AIM OF THE TASK —
Make an exact copy of the listing below.

Segment Open

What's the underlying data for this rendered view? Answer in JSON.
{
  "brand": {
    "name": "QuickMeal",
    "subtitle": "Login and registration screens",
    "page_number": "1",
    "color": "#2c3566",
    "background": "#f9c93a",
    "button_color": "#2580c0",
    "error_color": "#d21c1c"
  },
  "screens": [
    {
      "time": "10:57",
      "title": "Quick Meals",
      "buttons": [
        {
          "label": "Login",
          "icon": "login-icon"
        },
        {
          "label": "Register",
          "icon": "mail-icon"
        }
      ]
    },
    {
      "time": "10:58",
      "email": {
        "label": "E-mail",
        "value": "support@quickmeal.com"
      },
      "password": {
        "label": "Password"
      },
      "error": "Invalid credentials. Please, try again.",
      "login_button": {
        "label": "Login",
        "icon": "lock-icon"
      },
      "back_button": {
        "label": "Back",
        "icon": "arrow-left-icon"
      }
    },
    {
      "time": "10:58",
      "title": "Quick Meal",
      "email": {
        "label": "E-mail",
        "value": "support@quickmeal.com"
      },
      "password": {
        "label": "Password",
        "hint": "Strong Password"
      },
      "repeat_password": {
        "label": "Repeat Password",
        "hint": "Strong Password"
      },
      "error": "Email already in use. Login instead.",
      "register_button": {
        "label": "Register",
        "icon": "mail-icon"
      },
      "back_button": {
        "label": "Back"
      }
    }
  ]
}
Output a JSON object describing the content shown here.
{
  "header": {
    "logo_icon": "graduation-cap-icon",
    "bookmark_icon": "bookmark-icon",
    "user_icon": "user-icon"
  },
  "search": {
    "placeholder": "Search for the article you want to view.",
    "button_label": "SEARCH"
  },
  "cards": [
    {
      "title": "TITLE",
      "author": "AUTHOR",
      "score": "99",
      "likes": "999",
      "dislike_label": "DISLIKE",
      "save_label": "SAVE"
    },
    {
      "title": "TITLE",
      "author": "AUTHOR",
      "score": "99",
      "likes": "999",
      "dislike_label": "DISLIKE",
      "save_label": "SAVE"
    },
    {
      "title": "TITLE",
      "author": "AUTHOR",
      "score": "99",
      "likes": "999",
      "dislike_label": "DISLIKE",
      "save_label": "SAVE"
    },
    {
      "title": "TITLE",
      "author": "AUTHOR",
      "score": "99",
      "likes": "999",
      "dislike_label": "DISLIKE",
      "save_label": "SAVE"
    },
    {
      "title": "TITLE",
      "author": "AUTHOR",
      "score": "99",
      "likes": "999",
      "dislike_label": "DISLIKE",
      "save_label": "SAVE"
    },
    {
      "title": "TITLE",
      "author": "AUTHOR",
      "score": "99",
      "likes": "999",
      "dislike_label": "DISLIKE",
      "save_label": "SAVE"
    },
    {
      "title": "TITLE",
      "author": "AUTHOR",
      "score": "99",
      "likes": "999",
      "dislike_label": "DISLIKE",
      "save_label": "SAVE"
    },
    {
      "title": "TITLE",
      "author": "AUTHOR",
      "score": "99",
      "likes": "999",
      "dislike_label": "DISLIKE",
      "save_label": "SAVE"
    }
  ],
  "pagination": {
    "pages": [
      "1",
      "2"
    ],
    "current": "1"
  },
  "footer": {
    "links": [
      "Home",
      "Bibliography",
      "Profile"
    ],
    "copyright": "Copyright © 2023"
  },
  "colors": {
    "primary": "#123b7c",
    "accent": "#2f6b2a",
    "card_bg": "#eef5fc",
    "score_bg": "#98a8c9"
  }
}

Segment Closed

ANSWER TO THE EXERCISE —
What's the underlying data for this rendered view? Answer in JSON.
{
  "brand": {
    "name": "QuickMeal",
    "subtitle": "Login and registration screens",
    "page_number": "1",
    "color": "#2c3566",
    "background": "#f9c93a",
    "button_color": "#2580c0",
    "error_color": "#d21c1c"
  },
  "screens": [
    {
      "time": "10:57",
      "title": "Quick Meals",
      "buttons": [
        {
          "label": "Login",
          "icon": "login-icon"
        },
        {
          "label": "Register",
          "icon": "mail-icon"
        }
      ]
    },
    {
      "time": "10:58",
      "email": {
        "label": "E-mail",
        "value": "support@quickmeal.com"
      },
      "password": {
        "label": "Password"
      },
      "error": "Invalid credentials. Please, try again.",
      "login_button": {
        "label": "Login",
        "icon": "lock-icon"
      },
      "back_button": {
        "label": "Back",
        "icon": "arrow-left-icon"
      }
    },
    {
      "time": "10:58",
      "title": "Quick Meal",
      "email": {
        "label": "E-mail",
        "value": "support@quickmeal.com"
      },
      "password": {
        "label": "Password",
        "hint": "Strong Password"
      },
      "repeat_password": {
        "label": "Repeat Password",
        "hint": "Strong Password"
      },
      "error": "Email already in use. Login instead.",
      "register_button": {
        "label": "Register",
        "icon": "mail-icon"
      },
      "back_button": {
        "label": "Back"
      }
    }
  ]
}
Output a JSON object describing the content shown here.
{
  "header": {
    "logo_icon": "graduation-cap-icon",
    "bookmark_icon": "bookmark-icon",
    "user_icon": "user-icon"
  },
  "search": {
    "placeholder": "Search for the article you want to view.",
    "button_label": "SEARCH"
  },
  "cards": [
    {
      "title": "TITLE",
      "author": "AUTHOR",
      "score": "99",
      "likes": "999",
      "dislike_label": "DISLIKE",
      "save_label": "SAVE"
    },
    {
      "title": "TITLE",
      "author": "AUTHOR",
      "score": "99",
      "likes": "999",
      "dislike_label": "DISLIKE",
      "save_label": "SAVE"
    },
    {
      "title": "TITLE",
      "author": "AUTHOR",
      "score": "99",
      "likes": "999",
      "dislike_label": "DISLIKE",
      "save_label": "SAVE"
    },
    {
      "title": "TITLE",
      "author": "AUTHOR",
      "score": "99",
      "likes": "999",
      "dislike_label": "DISLIKE",
      "save_label": "SAVE"
    },
    {
      "title": "TITLE",
      "author": "AUTHOR",
      "score": "99",
      "likes": "999",
      "dislike_label": "DISLIKE",
      "save_label": "SAVE"
    },
    {
      "title": "TITLE",
      "author": "AUTHOR",
      "score": "99",
      "likes": "999",
      "dislike_label": "DISLIKE",
      "save_label": "SAVE"
    },
    {
      "title": "TITLE",
      "author": "AUTHOR",
      "score": "99",
      "likes": "999",
      "dislike_label": "DISLIKE",
      "save_label": "SAVE"
    },
    {
      "title": "TITLE",
      "author": "AUTHOR",
      "score": "99",
      "likes": "999",
      "dislike_label": "DISLIKE",
      "save_label": "SAVE"
    }
  ],
  "pagination": {
    "pages": [
      "1",
      "2"
    ],
    "current": "1"
  },
  "footer": {
    "links": [
      "Home",
      "Bibliography",
      "Profile"
    ],
    "copyright": "Copyright © 2023"
  },
  "colors": {
    "primary": "#123b7c",
    "accent": "#2f6b2a",
    "card_bg": "#eef5fc",
    "score_bg": "#98a8c9"
  }
}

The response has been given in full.